I kind of bummed around after returning. A guy named Richard Frick called and we started a partnership where he would handle the marketing of the development systems. He was the president of a company called American Video Entertainment, and that company made unlicensed NES titles. When Nintendo kept coming out with new NES units that caused Richard's unlicensed titles not to work, a big lawsuit was filed (Tengen had its $.02 in here as well) and slowly American Video Entertainment went away.

Richard and I sold more units than I would have selling it myself, and we came out with a newer version of the dev system that had a full 4 megabytes of memory on it.

I got antsy around May of 1994 and took off for another trip. This time I went to Asia--Thailand, Indonesia, Malaysia, Singapore, Hong Kong. I was over there for 5 and 1/2 months. This really was an amazing experience for me. I learned a lot from the different culture. Those guys have a completely different style of religion than we do over here--basically the religion is to improve your mind and harmony with yourself and other people. They're into slick things like meditation, relaxation, eating a healthy diet--stuff like that. I returned from that trip November of 1994.

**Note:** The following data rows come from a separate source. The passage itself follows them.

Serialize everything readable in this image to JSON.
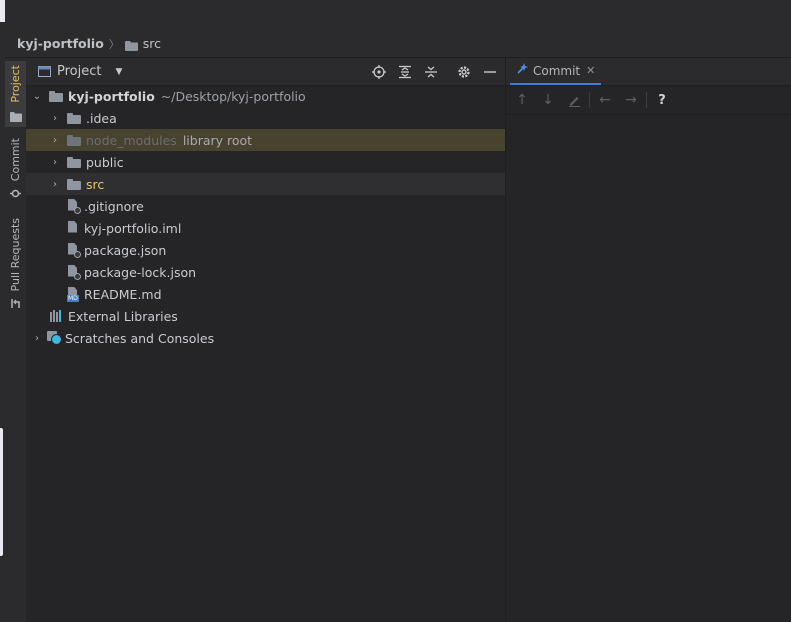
{
  "breadcrumb": {
    "root": "kyj-portfolio",
    "child": "src"
  },
  "side_tabs": [
    {
      "label": "Project",
      "active": true
    },
    {
      "label": "Commit",
      "active": false
    },
    {
      "label": "Pull Requests",
      "active": false
    }
  ],
  "project_panel": {
    "title": "Project",
    "tree": [
      {
        "label": "kyj-portfolio",
        "suffix": "~/Desktop/kyj-portfolio",
        "kind": "project-folder",
        "expanded": true
      },
      {
        "label": ".idea",
        "kind": "folder",
        "expanded": false
      },
      {
        "label": "node_modules",
        "suffix": "library root",
        "kind": "folder",
        "expanded": false
      },
      {
        "label": "public",
        "kind": "folder",
        "expanded": false
      },
      {
        "label": "src",
        "kind": "folder",
        "expanded": false
      },
      {
        "label": ".gitignore",
        "kind": "file"
      },
      {
        "label": "kyj-portfolio.iml",
        "kind": "file"
      },
      {
        "label": "package.json",
        "kind": "file"
      },
      {
        "label": "package-lock.json",
        "kind": "file"
      },
      {
        "label": "README.md",
        "kind": "file"
      },
      {
        "label": "External Libraries",
        "kind": "libraries"
      },
      {
        "label": "Scratches and Consoles",
        "kind": "scratches",
        "expanded": false
      }
    ]
  },
  "commit_panel": {
    "tab_label": "Commit",
    "toolbar_help": "?"
  },
  "colors": {
    "accent_active_tab": "#e6c15a",
    "src_highlight": "#e8c75f",
    "library_row": "#47432f",
    "commit_icon": "#4e94e8"
  }
}
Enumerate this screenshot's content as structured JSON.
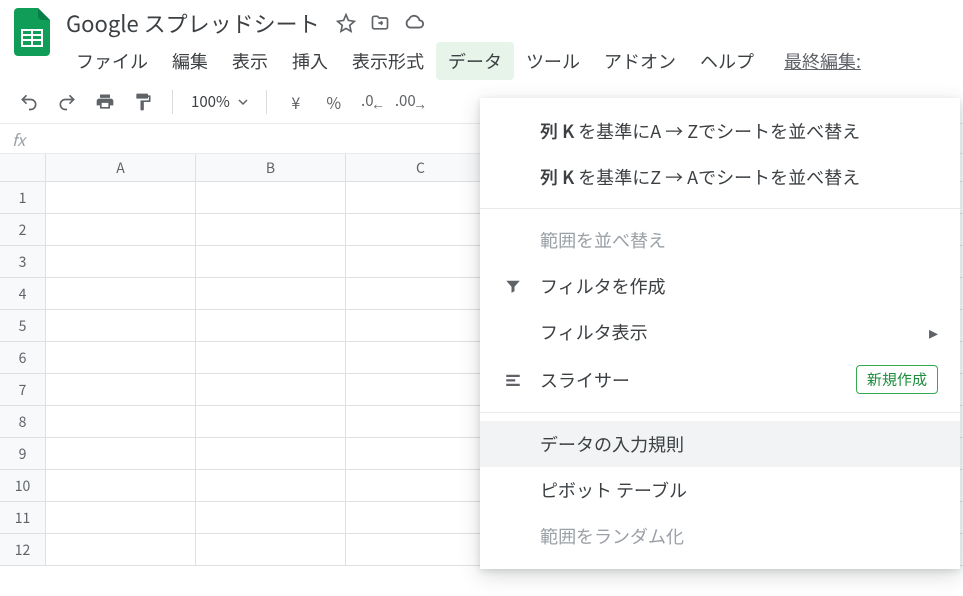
{
  "header": {
    "title": "Google スプレッドシート",
    "last_edit": "最終編集:"
  },
  "menubar": {
    "items": [
      "ファイル",
      "編集",
      "表示",
      "挿入",
      "表示形式",
      "データ",
      "ツール",
      "アドオン",
      "ヘルプ"
    ],
    "active_index": 5
  },
  "toolbar": {
    "zoom": "100%",
    "currency": "¥",
    "percent": "%"
  },
  "fx": {
    "label": "fx",
    "value": ""
  },
  "sheet": {
    "columns": [
      "A",
      "B",
      "C"
    ],
    "rows": [
      "1",
      "2",
      "3",
      "4",
      "5",
      "6",
      "7",
      "8",
      "9",
      "10",
      "11",
      "12"
    ]
  },
  "dropdown": {
    "sort_az_prefix": "列 K",
    "sort_az_rest": " を基準にA → Zでシートを並べ替え",
    "sort_za_prefix": "列 K",
    "sort_za_rest": " を基準にZ → Aでシートを並べ替え",
    "sort_range": "範囲を並べ替え",
    "create_filter": "フィルタを作成",
    "filter_view": "フィルタ表示",
    "slicer": "スライサー",
    "slicer_badge": "新規作成",
    "data_validation": "データの入力規則",
    "pivot_table": "ピボット テーブル",
    "randomize": "範囲をランダム化"
  }
}
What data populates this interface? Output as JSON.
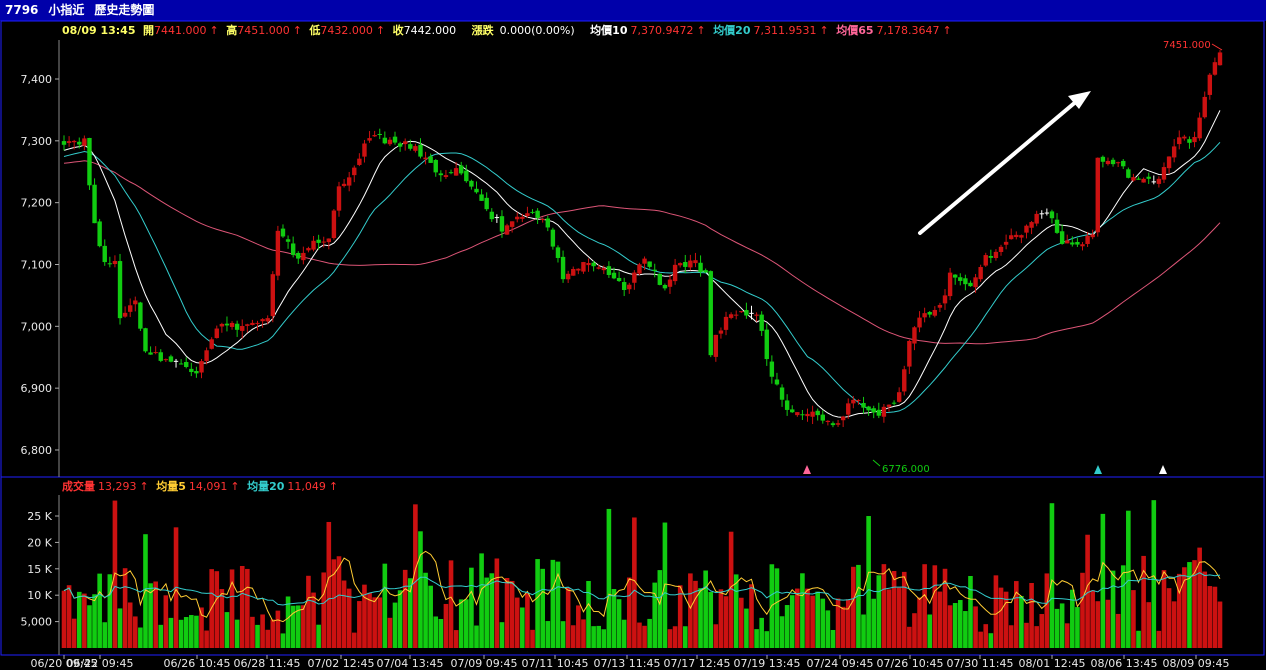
{
  "window": {
    "code": "7796",
    "name": "小指近",
    "title": "歷史走勢圖"
  },
  "price_info": {
    "datetime": "08/09 13:45",
    "open_label": "開",
    "open_value": "7441.000",
    "high_label": "高",
    "high_value": "7451.000",
    "low_label": "低",
    "low_value": "7432.000",
    "close_label": "收",
    "close_value": "7442.000",
    "change_label": "漲跌",
    "change_value": "0.000(0.00%)",
    "ma10_label": "均價10",
    "ma10_value": "7,370.9472",
    "ma20_label": "均價20",
    "ma20_value": "7,311.9531",
    "ma65_label": "均價65",
    "ma65_value": "7,178.3647",
    "up_arrow": "↑"
  },
  "volume_info": {
    "vol_label": "成交量",
    "vol_value": "13,293",
    "ma5_label": "均量5",
    "ma5_value": "14,091",
    "ma20_label": "均量20",
    "ma20_value": "11,049",
    "up_arrow": "↑"
  },
  "annotations": {
    "high_marker": "7451.000",
    "low_marker": "6776.000"
  },
  "colors": {
    "background": "#000000",
    "title_bar": "#0000aa",
    "frame": "#2020ff",
    "up": "#cc1111",
    "down": "#11cc11",
    "flat": "#ffffff",
    "ma10": "#ffffff",
    "ma20": "#33cccc",
    "ma65": "#dd5577",
    "vol_ma5": "#ffcc33",
    "vol_ma20": "#33cccc",
    "label_yellow": "#ffff66",
    "label_red": "#ff3333"
  },
  "chart_data": {
    "type": "candlestick",
    "price_axis": {
      "ticks": [
        "7,400",
        "7,300",
        "7,200",
        "7,100",
        "7,000",
        "6,900",
        "6,800"
      ],
      "tick_values": [
        7400,
        7300,
        7200,
        7100,
        7000,
        6900,
        6800
      ],
      "range": [
        6770,
        7460
      ]
    },
    "volume_axis": {
      "ticks": [
        "25 K",
        "20 K",
        "15 K",
        "10 K",
        "5,000"
      ],
      "tick_values": [
        25000,
        20000,
        15000,
        10000,
        5000
      ],
      "range": [
        0,
        29000
      ]
    },
    "x_ticks": [
      "06/20 09:45",
      "06/22 09:45",
      "06/26 10:45",
      "06/28 11:45",
      "07/02 12:45",
      "07/04 13:45",
      "07/09 09:45",
      "07/11 10:45",
      "07/13 11:45",
      "07/17 12:45",
      "07/19 13:45",
      "07/24 09:45",
      "07/26 10:45",
      "07/30 11:45",
      "08/01 12:45",
      "08/06 13:45",
      "08/09 09:45"
    ],
    "keyframes": [
      [
        0,
        7300
      ],
      [
        4,
        7300
      ],
      [
        6,
        7160
      ],
      [
        8,
        7110
      ],
      [
        10,
        7100
      ],
      [
        11,
        7020
      ],
      [
        14,
        7040
      ],
      [
        16,
        6960
      ],
      [
        22,
        6940
      ],
      [
        26,
        6930
      ],
      [
        30,
        7000
      ],
      [
        35,
        7000
      ],
      [
        40,
        7010
      ],
      [
        42,
        7150
      ],
      [
        46,
        7110
      ],
      [
        48,
        7130
      ],
      [
        52,
        7140
      ],
      [
        54,
        7230
      ],
      [
        57,
        7250
      ],
      [
        60,
        7310
      ],
      [
        64,
        7300
      ],
      [
        68,
        7290
      ],
      [
        70,
        7280
      ],
      [
        73,
        7250
      ],
      [
        78,
        7250
      ],
      [
        82,
        7200
      ],
      [
        86,
        7160
      ],
      [
        90,
        7180
      ],
      [
        94,
        7180
      ],
      [
        98,
        7080
      ],
      [
        102,
        7100
      ],
      [
        106,
        7090
      ],
      [
        110,
        7060
      ],
      [
        114,
        7110
      ],
      [
        118,
        7060
      ],
      [
        120,
        7100
      ],
      [
        124,
        7100
      ],
      [
        126,
        7080
      ],
      [
        127,
        6960
      ],
      [
        130,
        7020
      ],
      [
        136,
        7020
      ],
      [
        139,
        6920
      ],
      [
        142,
        6870
      ],
      [
        146,
        6860
      ],
      [
        150,
        6850
      ],
      [
        152,
        6840
      ],
      [
        154,
        6880
      ],
      [
        156,
        6880
      ],
      [
        160,
        6860
      ],
      [
        164,
        6890
      ],
      [
        166,
        6970
      ],
      [
        168,
        7020
      ],
      [
        172,
        7030
      ],
      [
        174,
        7080
      ],
      [
        178,
        7070
      ],
      [
        181,
        7110
      ],
      [
        185,
        7140
      ],
      [
        188,
        7150
      ],
      [
        191,
        7180
      ],
      [
        193,
        7190
      ],
      [
        196,
        7140
      ],
      [
        199,
        7130
      ],
      [
        202,
        7150
      ],
      [
        203,
        7270
      ],
      [
        207,
        7260
      ],
      [
        210,
        7240
      ],
      [
        214,
        7230
      ],
      [
        216,
        7260
      ],
      [
        219,
        7310
      ],
      [
        222,
        7300
      ],
      [
        224,
        7370
      ],
      [
        226,
        7430
      ],
      [
        227,
        7445
      ]
    ],
    "volume_keyframes": [
      [
        0,
        9000
      ],
      [
        10,
        11000
      ],
      [
        20,
        9000
      ],
      [
        30,
        12000
      ],
      [
        40,
        10000
      ],
      [
        50,
        12000
      ],
      [
        60,
        11000
      ],
      [
        70,
        10000
      ],
      [
        80,
        13000
      ],
      [
        90,
        11000
      ],
      [
        100,
        12000
      ],
      [
        110,
        10000
      ],
      [
        120,
        11000
      ],
      [
        130,
        9000
      ],
      [
        140,
        12000
      ],
      [
        150,
        10000
      ],
      [
        160,
        11000
      ],
      [
        170,
        12000
      ],
      [
        180,
        10000
      ],
      [
        190,
        11000
      ],
      [
        200,
        10000
      ],
      [
        210,
        12000
      ],
      [
        220,
        13000
      ],
      [
        227,
        13293
      ]
    ],
    "high": 7451,
    "low": 6776,
    "signal_markers": [
      {
        "color": "#ff6699",
        "near_label": "07/24 09:45"
      },
      {
        "color": "#33cccc",
        "near_label": "08/06 13:45"
      },
      {
        "color": "#ffffff",
        "near_label": "08/09 09:45"
      }
    ],
    "trend_arrow": "up"
  }
}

In December of 1995 I went down into South America again. I drove my Mazda 626 all the way down into Colombia. I wouldn't recommend doing this. The little Central American countries really ream you at borders if you've got a car. From Panama I took a big cruise ship from Colon to Cartegena, Colombia. I ended up in Bogota. I didn't want to drive my car all the way back to the US (the car wasn't worth it) so I gave my car away then left Colombia in mid February of 1996.

I worked my way back up to the US, then stayed with friends for a while. I was getting bored down in Colombia, I was getting interested in messing with computers again.

In November 1996, I ported over my old game Popman/Targis/Scavenger to the PC, then uploaded it to a few places to see if it could make money as shareware. I used the DeSmet C compiler to write that. I decided to write my own compiler, then over the next 2 months I did. This was a very fascinating project, one I'm glad I took on. The commercial compilers I've seen were all either only 16 bit (like DeSmet) or were too slow (like DJGPP and Borland). My machine's just a DX2-66 486. I haven't been able to come up with a good enough excuse to upgrade, even though it's *so* cheap to do so...Anyway I released the compiler as shareware also, maybe I'll make some money off it. I'm sure someone will find it useful.

March of 1997 I finally upgraded my machine to a Cyrix 686, 133 mhz, 32 megs of ram, and a 33.6bps modem. Now I'm getting into Linux and network programming, as well as XWindows. I played netrek for a while, but my internet connection is too high latency, I kept getting killed. I'm interested in creating more free network games, perhaps less twitchy and more strategic than netrek.

May of 1998 I married Nohora Isabel Penagos, born in Colombia. She moved here with her son Daniel and we've been living the good life together ever since. Married life is great, if you think otherwise you're just plain sick.

September of 1998 I accepted a job at Left Field Productions doing Gameboy and Color Gameboy programming. It is low level cut down Z-80 programming for those who care.

On the side I've maintained interest in linux, and wrote a simple port of Bomberman for XWindows. Look here for more info on that.

Our home machines consist of an overclocked celeron 400 (clocked to 450) with 64 megs of ram (my machine), an AMD K6-2 450 with 64 megs of ram (Daniel's machine), and a Cyrix PR200 with 64 megs of ram (Nora's machine). The router is running the other cyrix pr200 that used to be Daniel's machine before we upgraded it. All the machines are dual boot Linux/Win95. I've got a nice 384/384 DSL connection these days, it really grows on you.

Nora is expecting! The baby is due in August 1999.